Tracking the money behind the Farm Bill
The Farm Bill legislation that senators are currently tackling contains almost $100 billion in spending. In Washington, when there’s lots of money at stake, lots of lobbying dollars get thrown around. The Farm Bill is no different.
According to the Sunlight Foundation Reporting Group, the journalistic arm of the nonpartisan nonprofit governmental transparency think-tank, “agribusiness has already sunk $39.2 million in direct contributions to federal candidate and party coffers this election cycle, nearly three-fourths of that to Republican interests, according to the Center for Responsive Politics.” Michigan Sen. Debbie Stabenow, chairwoman of the Senate Agriculture Committee, is the top recipient of those funds.

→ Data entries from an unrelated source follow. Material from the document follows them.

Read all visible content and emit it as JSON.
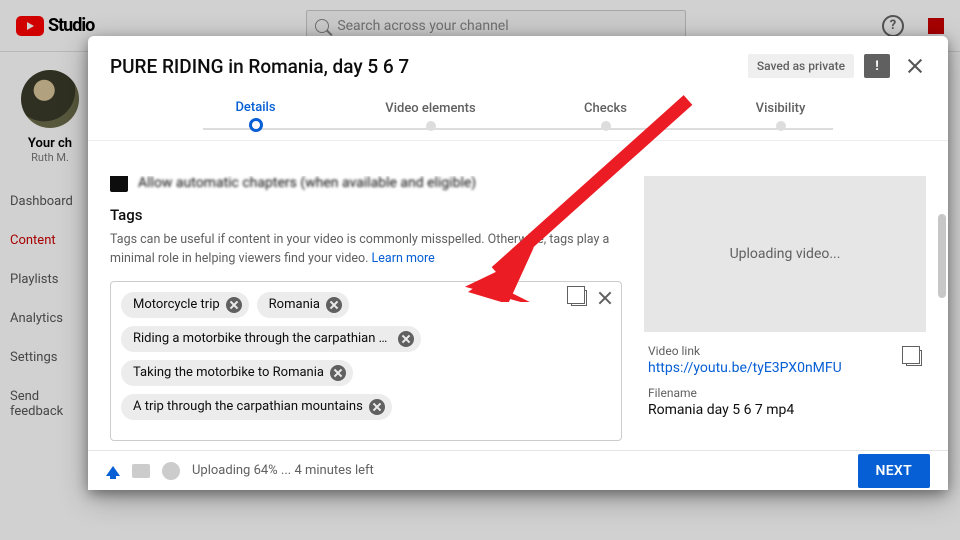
{
  "bg": {
    "brand": "Studio",
    "search_placeholder": "Search across your channel",
    "channel_label": "Your ch",
    "channel_owner": "Ruth M.",
    "menu": [
      "Dashboard",
      "Content",
      "Playlists",
      "Analytics",
      "Settings",
      "Send feedback"
    ]
  },
  "modal": {
    "title": "PURE RIDING in Romania, day 5 6 7",
    "saved_label": "Saved as private",
    "steps": [
      "Details",
      "Video elements",
      "Checks",
      "Visibility"
    ],
    "chapters_label": "Allow automatic chapters (when available and eligible)",
    "tags": {
      "title": "Tags",
      "description": "Tags can be useful if content in your video is commonly misspelled. Otherwise, tags play a minimal role in helping viewers find your video.",
      "learn_more": "Learn more",
      "items": [
        "Motorcycle trip",
        "Romania",
        "Riding a motorbike through the carpathian moun...",
        "Taking the motorbike to Romania",
        "A trip through the carpathian mountains"
      ]
    },
    "preview": {
      "status": "Uploading video...",
      "link_label": "Video link",
      "link": "https://youtu.be/tyE3PX0nMFU",
      "filename_label": "Filename",
      "filename": "Romania day 5 6 7 mp4"
    },
    "footer": {
      "status": "Uploading 64% ... 4 minutes left",
      "next": "NEXT"
    }
  }
}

The central battles inFarm Bill policies – Southern rice and peanut interests vs. Midwest corn and soybean farmers; deficit hawks vs. food assistance benefits; crop insurance vs. subsidy payments – are all attracting political campaign money.
For instance, Sunlight’s blog post details the fight over sugar subsidies.
On Wednesday, big sugar beat back an attempt by Sen. Jeanne Shaheen, D-N.H., to eliminate a decades-old sugar price support program. The Senate voted 50 to 46 to table her amendment. Sugar interests such as American Crystal Sugar and Flo-Sun Inc. are among the biggest campaign contributors in the agribusiness sector, giving to Democrats and Republicans alike. The sugar industry gains strength from having two geographic strongholds--the South, where sugar cane is grown, and the mid-west, the source of sugar beets. However, sugar's opponents, the interests that buy sugar for their products, is also quite formidable. The Coalition for Sugar Reform, which supported the Shaheen amendment, include such heavyweights as the American Beverage Association, the Food Marketing Institute, and the Snack Food Association, which in turn have powerful corporate membership.
The Sunlight Foundation’s reporting and databases offer a wealth of knowledge – important currency when so much money is being bandied around.